Data to use Start Marker

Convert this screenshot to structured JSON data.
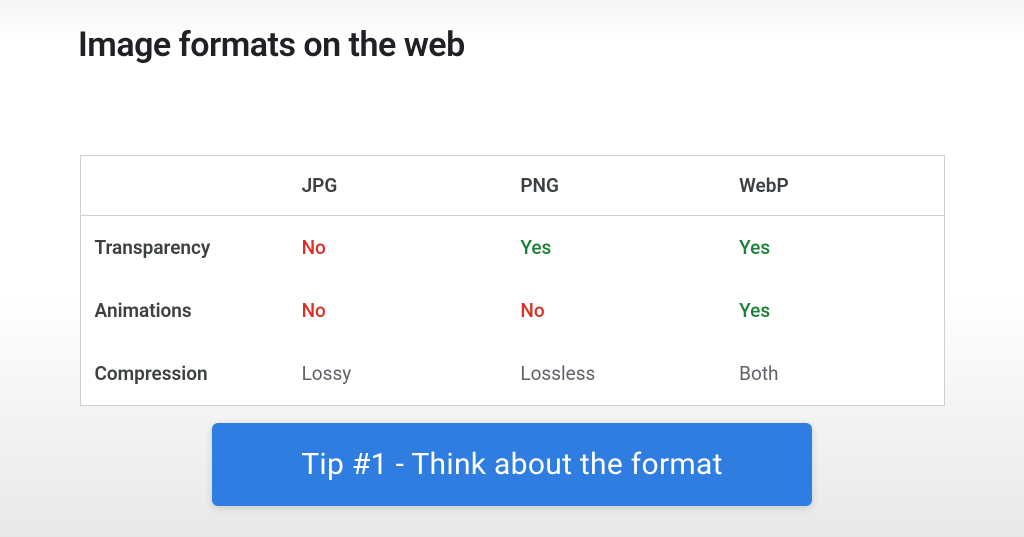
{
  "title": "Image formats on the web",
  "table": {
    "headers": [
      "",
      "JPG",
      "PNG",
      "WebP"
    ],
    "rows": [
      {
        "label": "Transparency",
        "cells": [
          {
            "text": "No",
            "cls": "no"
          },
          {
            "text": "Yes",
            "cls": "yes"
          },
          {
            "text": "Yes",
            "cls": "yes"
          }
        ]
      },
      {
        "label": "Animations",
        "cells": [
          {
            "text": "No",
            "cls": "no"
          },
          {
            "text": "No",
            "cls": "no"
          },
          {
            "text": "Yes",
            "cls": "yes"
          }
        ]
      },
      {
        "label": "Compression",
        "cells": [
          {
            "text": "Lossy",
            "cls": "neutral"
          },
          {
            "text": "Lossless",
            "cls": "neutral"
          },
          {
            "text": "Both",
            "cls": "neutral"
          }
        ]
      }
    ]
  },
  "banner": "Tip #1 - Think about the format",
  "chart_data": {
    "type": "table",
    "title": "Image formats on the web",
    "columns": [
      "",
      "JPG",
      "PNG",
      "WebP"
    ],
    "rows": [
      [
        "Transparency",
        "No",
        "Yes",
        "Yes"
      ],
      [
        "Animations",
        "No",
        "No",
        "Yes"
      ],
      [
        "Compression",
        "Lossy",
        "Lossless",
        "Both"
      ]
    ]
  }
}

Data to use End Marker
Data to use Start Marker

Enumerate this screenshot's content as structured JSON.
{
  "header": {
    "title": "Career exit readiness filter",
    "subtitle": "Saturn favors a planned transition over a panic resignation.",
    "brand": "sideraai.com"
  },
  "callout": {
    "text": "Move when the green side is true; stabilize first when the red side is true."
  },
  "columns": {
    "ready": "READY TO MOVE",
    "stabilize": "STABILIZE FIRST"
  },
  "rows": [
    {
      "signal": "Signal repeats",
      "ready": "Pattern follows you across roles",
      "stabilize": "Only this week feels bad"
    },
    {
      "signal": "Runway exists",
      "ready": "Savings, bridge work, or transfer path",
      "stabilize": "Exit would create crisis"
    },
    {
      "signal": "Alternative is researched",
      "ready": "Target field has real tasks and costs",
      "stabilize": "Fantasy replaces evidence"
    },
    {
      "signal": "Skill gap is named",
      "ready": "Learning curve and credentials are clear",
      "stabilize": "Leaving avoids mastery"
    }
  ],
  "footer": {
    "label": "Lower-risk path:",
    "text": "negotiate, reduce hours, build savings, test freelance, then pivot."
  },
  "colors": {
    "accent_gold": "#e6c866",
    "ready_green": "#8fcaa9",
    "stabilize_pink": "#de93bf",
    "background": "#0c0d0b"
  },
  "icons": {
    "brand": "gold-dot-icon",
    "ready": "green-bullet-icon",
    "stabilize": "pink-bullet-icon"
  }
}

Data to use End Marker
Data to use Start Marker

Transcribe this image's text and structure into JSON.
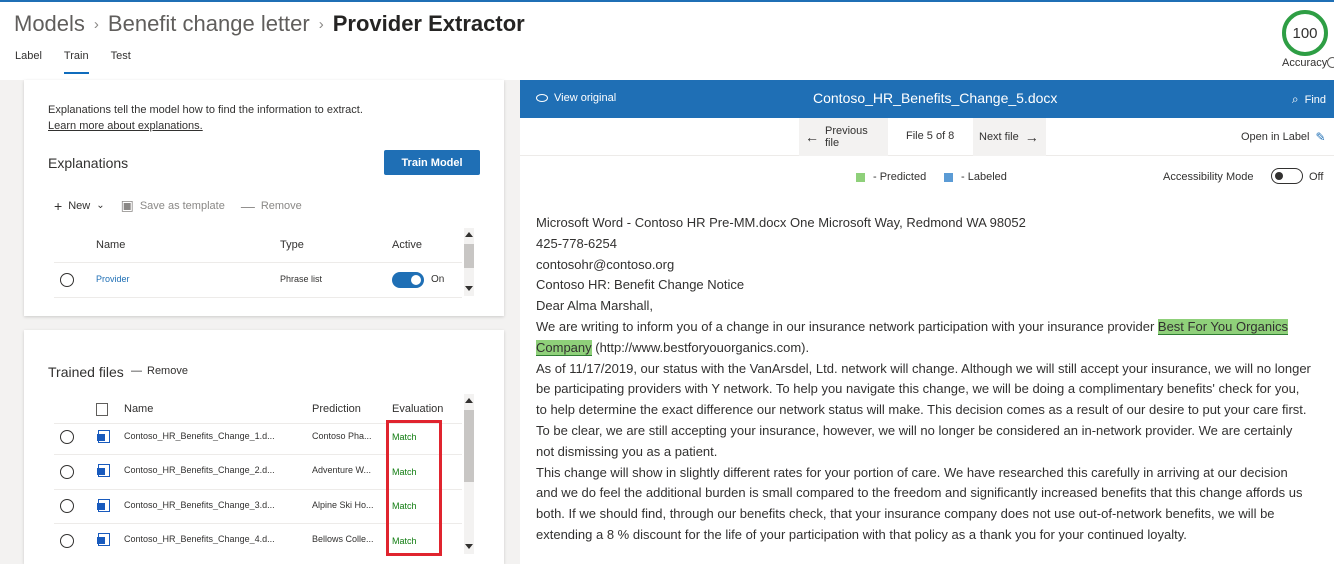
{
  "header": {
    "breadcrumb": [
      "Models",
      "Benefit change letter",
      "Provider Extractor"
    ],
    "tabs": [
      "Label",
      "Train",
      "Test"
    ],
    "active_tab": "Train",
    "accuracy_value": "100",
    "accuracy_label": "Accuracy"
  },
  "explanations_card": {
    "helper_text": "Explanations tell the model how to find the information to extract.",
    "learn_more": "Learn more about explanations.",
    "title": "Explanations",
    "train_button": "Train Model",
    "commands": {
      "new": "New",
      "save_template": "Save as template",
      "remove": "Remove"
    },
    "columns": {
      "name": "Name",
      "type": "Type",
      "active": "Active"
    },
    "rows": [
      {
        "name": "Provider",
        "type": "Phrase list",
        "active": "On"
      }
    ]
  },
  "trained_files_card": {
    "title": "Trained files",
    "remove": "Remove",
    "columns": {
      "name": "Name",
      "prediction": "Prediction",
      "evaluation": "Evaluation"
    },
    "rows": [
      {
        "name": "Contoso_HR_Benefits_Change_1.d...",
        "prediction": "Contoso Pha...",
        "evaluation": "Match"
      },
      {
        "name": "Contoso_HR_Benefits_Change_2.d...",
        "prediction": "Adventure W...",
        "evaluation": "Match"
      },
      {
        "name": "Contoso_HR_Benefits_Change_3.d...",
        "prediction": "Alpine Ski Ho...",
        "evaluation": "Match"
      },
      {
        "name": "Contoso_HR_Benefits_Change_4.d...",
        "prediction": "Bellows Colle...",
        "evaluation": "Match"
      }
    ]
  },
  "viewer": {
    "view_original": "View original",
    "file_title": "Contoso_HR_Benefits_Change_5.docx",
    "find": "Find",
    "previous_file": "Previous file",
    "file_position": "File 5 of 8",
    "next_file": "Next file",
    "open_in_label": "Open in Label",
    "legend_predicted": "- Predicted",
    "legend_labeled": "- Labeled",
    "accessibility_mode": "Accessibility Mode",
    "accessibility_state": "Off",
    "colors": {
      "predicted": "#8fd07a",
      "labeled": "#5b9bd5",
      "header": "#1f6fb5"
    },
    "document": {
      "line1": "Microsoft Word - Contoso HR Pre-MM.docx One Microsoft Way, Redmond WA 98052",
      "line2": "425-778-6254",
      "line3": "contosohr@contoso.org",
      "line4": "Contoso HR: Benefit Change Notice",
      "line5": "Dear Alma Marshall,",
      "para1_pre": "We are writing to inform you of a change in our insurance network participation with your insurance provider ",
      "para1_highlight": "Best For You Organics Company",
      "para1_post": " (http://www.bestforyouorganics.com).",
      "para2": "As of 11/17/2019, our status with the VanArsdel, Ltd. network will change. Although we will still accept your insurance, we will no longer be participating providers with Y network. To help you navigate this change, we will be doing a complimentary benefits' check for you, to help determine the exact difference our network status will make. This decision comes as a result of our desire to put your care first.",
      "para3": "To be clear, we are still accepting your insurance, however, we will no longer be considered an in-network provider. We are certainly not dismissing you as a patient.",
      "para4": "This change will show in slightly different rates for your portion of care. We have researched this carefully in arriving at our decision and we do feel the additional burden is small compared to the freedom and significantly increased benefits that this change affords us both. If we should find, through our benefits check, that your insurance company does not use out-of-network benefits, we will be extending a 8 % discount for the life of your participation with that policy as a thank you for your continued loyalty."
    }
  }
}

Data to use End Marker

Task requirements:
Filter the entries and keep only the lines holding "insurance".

Exercise output:
      "para1_pre": "We are writing to inform you of a change in our insurance network participation with your insurance provider ",
      "para2": "As of 11/17/2019, our status with the VanArsdel, Ltd. network will change. Although we will still accept your insurance, we will no longer be participating providers with Y network. To help you navigate this change, we will be doing a complimentary benefits' check for you, to help determine the exact difference our network status will make. This decision comes as a result of our desire to put your care first.",
      "para3": "To be clear, we are still accepting your insurance, however, we will no longer be considered an in-network provider. We are certainly not dismissing you as a patient.",
      "para4": "This change will show in slightly different rates for your portion of care. We have researched this carefully in arriving at our decision and we do feel the additional burden is small compared to the freedom and significantly increased benefits that this change affords us both. If we should find, through our benefits check, that your insurance company does not use out-of-network benefits, we will be extending a 8 % discount for the life of your participation with that policy as a thank you for your continued loyalty."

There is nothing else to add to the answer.